“The Cloud is Down”: Single Points of Failure
The Cloud is down this morning and it’s all over the news. Amazon is having problems in one of their regions and of course it’s the most popular one, US-East in Virginia.
Inevitably pundits all over the web are nodding sagely opining that yes, the Cloud is all very good and well but you see this is the problem: when it goes down you’re toast. This line from an article on Business Insider sums up the general tone best:
“…this episode shows the advantages and pitfalls of ‘the cloud.’ On the plus side, it lets startups scale up their infrastructure much more cheaply and efficiently. On the down side, they have to rely on an outside party for the most crucial part of their service — staying up.”
What… utter… nonsense.
Pick any big product that’s not run on the Cloud, such as Ebay. Imagine it was run out of one location (stay with me). One day the network connections to that location are back-hoed by a utility company fixing a pipe in the street outside. The service is offline for 2-3 days. Uh-oh. Following the earlier reasoning we might say something like:
“…this episode shows the advantages and pitfalls of ‘the data center.’ On the plus side, it lets you run hardware heavily optimized for your application. On the down side, you have to rely on an outside party to build armored cabling that can resist mechanical diggers — or risk going off the air for days at a time.”
No, nobody would say that. The technoscenti would say, quite rightly, that Ebay should have planned for exactly this contingency and had a backup facility somewhere.
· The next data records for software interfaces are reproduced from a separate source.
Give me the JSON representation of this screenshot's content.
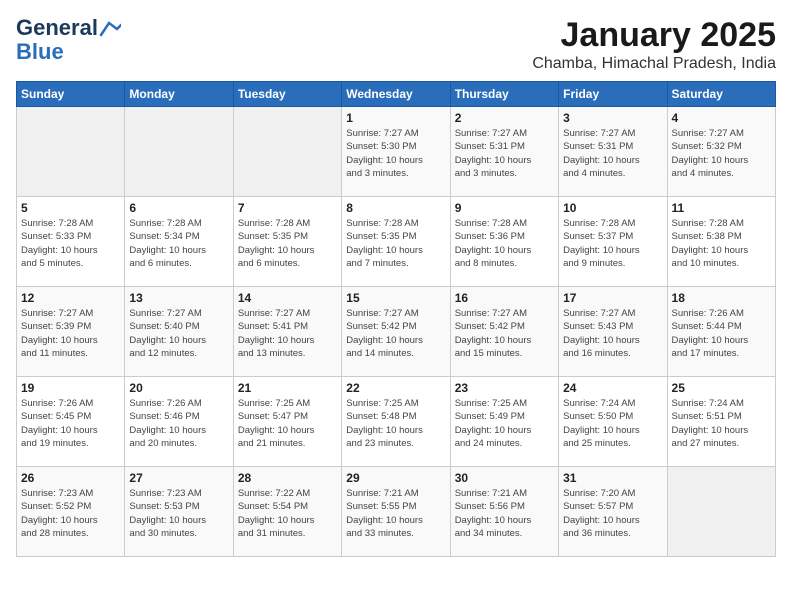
{
  "header": {
    "logo_line1": "General",
    "logo_line2": "Blue",
    "month_year": "January 2025",
    "location": "Chamba, Himachal Pradesh, India"
  },
  "days_of_week": [
    "Sunday",
    "Monday",
    "Tuesday",
    "Wednesday",
    "Thursday",
    "Friday",
    "Saturday"
  ],
  "weeks": [
    [
      {
        "day": "",
        "info": ""
      },
      {
        "day": "",
        "info": ""
      },
      {
        "day": "",
        "info": ""
      },
      {
        "day": "1",
        "info": "Sunrise: 7:27 AM\nSunset: 5:30 PM\nDaylight: 10 hours\nand 3 minutes."
      },
      {
        "day": "2",
        "info": "Sunrise: 7:27 AM\nSunset: 5:31 PM\nDaylight: 10 hours\nand 3 minutes."
      },
      {
        "day": "3",
        "info": "Sunrise: 7:27 AM\nSunset: 5:31 PM\nDaylight: 10 hours\nand 4 minutes."
      },
      {
        "day": "4",
        "info": "Sunrise: 7:27 AM\nSunset: 5:32 PM\nDaylight: 10 hours\nand 4 minutes."
      }
    ],
    [
      {
        "day": "5",
        "info": "Sunrise: 7:28 AM\nSunset: 5:33 PM\nDaylight: 10 hours\nand 5 minutes."
      },
      {
        "day": "6",
        "info": "Sunrise: 7:28 AM\nSunset: 5:34 PM\nDaylight: 10 hours\nand 6 minutes."
      },
      {
        "day": "7",
        "info": "Sunrise: 7:28 AM\nSunset: 5:35 PM\nDaylight: 10 hours\nand 6 minutes."
      },
      {
        "day": "8",
        "info": "Sunrise: 7:28 AM\nSunset: 5:35 PM\nDaylight: 10 hours\nand 7 minutes."
      },
      {
        "day": "9",
        "info": "Sunrise: 7:28 AM\nSunset: 5:36 PM\nDaylight: 10 hours\nand 8 minutes."
      },
      {
        "day": "10",
        "info": "Sunrise: 7:28 AM\nSunset: 5:37 PM\nDaylight: 10 hours\nand 9 minutes."
      },
      {
        "day": "11",
        "info": "Sunrise: 7:28 AM\nSunset: 5:38 PM\nDaylight: 10 hours\nand 10 minutes."
      }
    ],
    [
      {
        "day": "12",
        "info": "Sunrise: 7:27 AM\nSunset: 5:39 PM\nDaylight: 10 hours\nand 11 minutes."
      },
      {
        "day": "13",
        "info": "Sunrise: 7:27 AM\nSunset: 5:40 PM\nDaylight: 10 hours\nand 12 minutes."
      },
      {
        "day": "14",
        "info": "Sunrise: 7:27 AM\nSunset: 5:41 PM\nDaylight: 10 hours\nand 13 minutes."
      },
      {
        "day": "15",
        "info": "Sunrise: 7:27 AM\nSunset: 5:42 PM\nDaylight: 10 hours\nand 14 minutes."
      },
      {
        "day": "16",
        "info": "Sunrise: 7:27 AM\nSunset: 5:42 PM\nDaylight: 10 hours\nand 15 minutes."
      },
      {
        "day": "17",
        "info": "Sunrise: 7:27 AM\nSunset: 5:43 PM\nDaylight: 10 hours\nand 16 minutes."
      },
      {
        "day": "18",
        "info": "Sunrise: 7:26 AM\nSunset: 5:44 PM\nDaylight: 10 hours\nand 17 minutes."
      }
    ],
    [
      {
        "day": "19",
        "info": "Sunrise: 7:26 AM\nSunset: 5:45 PM\nDaylight: 10 hours\nand 19 minutes."
      },
      {
        "day": "20",
        "info": "Sunrise: 7:26 AM\nSunset: 5:46 PM\nDaylight: 10 hours\nand 20 minutes."
      },
      {
        "day": "21",
        "info": "Sunrise: 7:25 AM\nSunset: 5:47 PM\nDaylight: 10 hours\nand 21 minutes."
      },
      {
        "day": "22",
        "info": "Sunrise: 7:25 AM\nSunset: 5:48 PM\nDaylight: 10 hours\nand 23 minutes."
      },
      {
        "day": "23",
        "info": "Sunrise: 7:25 AM\nSunset: 5:49 PM\nDaylight: 10 hours\nand 24 minutes."
      },
      {
        "day": "24",
        "info": "Sunrise: 7:24 AM\nSunset: 5:50 PM\nDaylight: 10 hours\nand 25 minutes."
      },
      {
        "day": "25",
        "info": "Sunrise: 7:24 AM\nSunset: 5:51 PM\nDaylight: 10 hours\nand 27 minutes."
      }
    ],
    [
      {
        "day": "26",
        "info": "Sunrise: 7:23 AM\nSunset: 5:52 PM\nDaylight: 10 hours\nand 28 minutes."
      },
      {
        "day": "27",
        "info": "Sunrise: 7:23 AM\nSunset: 5:53 PM\nDaylight: 10 hours\nand 30 minutes."
      },
      {
        "day": "28",
        "info": "Sunrise: 7:22 AM\nSunset: 5:54 PM\nDaylight: 10 hours\nand 31 minutes."
      },
      {
        "day": "29",
        "info": "Sunrise: 7:21 AM\nSunset: 5:55 PM\nDaylight: 10 hours\nand 33 minutes."
      },
      {
        "day": "30",
        "info": "Sunrise: 7:21 AM\nSunset: 5:56 PM\nDaylight: 10 hours\nand 34 minutes."
      },
      {
        "day": "31",
        "info": "Sunrise: 7:20 AM\nSunset: 5:57 PM\nDaylight: 10 hours\nand 36 minutes."
      },
      {
        "day": "",
        "info": ""
      }
    ]
  ]
}
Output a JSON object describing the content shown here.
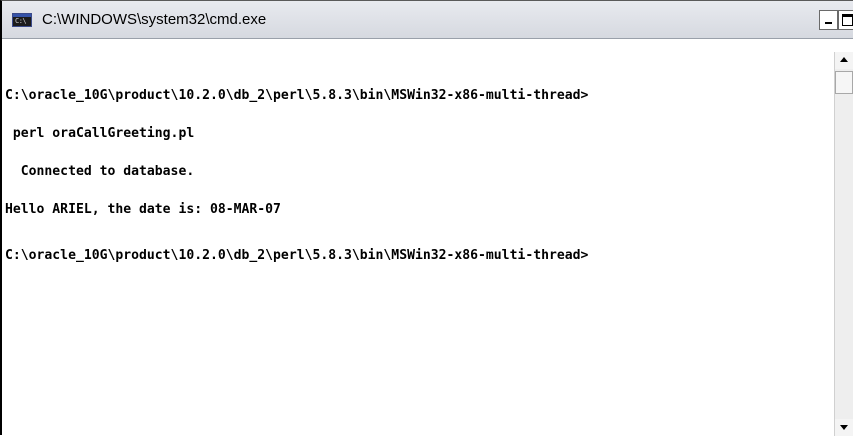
{
  "window": {
    "title": "C:\\WINDOWS\\system32\\cmd.exe",
    "icon": "cmd-console-icon",
    "icon_glyph": "C:\\",
    "controls": {
      "minimize": "minimize-icon",
      "maximize": "maximize-icon",
      "close": "close-icon",
      "close_glyph": "×"
    }
  },
  "console": {
    "lines": [
      "C:\\oracle_10G\\product\\10.2.0\\db_2\\perl\\5.8.3\\bin\\MSWin32-x86-multi-thread>",
      " perl oraCallGreeting.pl",
      "  Connected to database.",
      "Hello ARIEL, the date is: 08-MAR-07",
      "C:\\oracle_10G\\product\\10.2.0\\db_2\\perl\\5.8.3\\bin\\MSWin32-x86-multi-thread>"
    ]
  },
  "scrollbar": {
    "up_icon": "scroll-up-arrow-icon",
    "down_icon": "scroll-down-arrow-icon"
  },
  "colors": {
    "console_background": "#ffffff",
    "console_text": "#000000",
    "titlebar": "#dfe2e8"
  }
}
The Cloud is no different; reliability requires requires common sense, planning and redundancy just like any other web facility.
So when one cloud is down, why are so many well known sites affected?
First, the mix of very young to more established companies is much different on the Cloud than elsewhere. Younger companies have had less time to develop and implement contingency plans. The lack of continuity planning by newer companies is no different today than it was 10 years ago or shall be in 10 years time.
But mostly it’s because the Cloud has been so darned reliable. It’s way more reliable than 9 out of 10 internal facilities (and I’m probably being charitable there). In some cases it might still be ok to not have a backup even after today’s issues: 4 hours downtime per year is just over 99.95% uptime, which is good enough for many a young startup.
It must be said that as the Cloud actually makes a backup facility much, much cheaper than ever before, today’s downtime was avoidable for most of the affected sites. Deployment technologies such as Puppet, Chef, Capistrano, et al and price effective multi-location database setups (such as nightly backups to a second availability zone or cloud provider) brings a full backup option within the price range of even the most meta of startups.
Reddit demonstrated this rather nicely. By the time we read the Business Week article above the EC2 issues were still on-going yet their site was back up and running albeit with the same issues I experience on Reddit every day.
EDIT: As some commenters have pointed out, you can’t post to Reddit but you can read. Although this sucks it demonstrates you can have a contingency without having your whole infrastructure built out twice.
But I doubt that will stop the same uninformed commentary feeding the usual fear of the unknown that accompanies all new technology. At least everyone agrees the Cloud won’t change that any time soon…
UPDATE (3.31p): Josh Haberman rightly pointed out that even RDS AZ in US East were affected and points us to Amazon encouraging folks to use RDS AZ to avoid just this issue. We’ve updated the article to reflect this. Our point stands, for engineers to consider all likely scenarios when building redundancy and not assume anyone – even Amazon – can provide 100.0% uptime. Thanks Josh.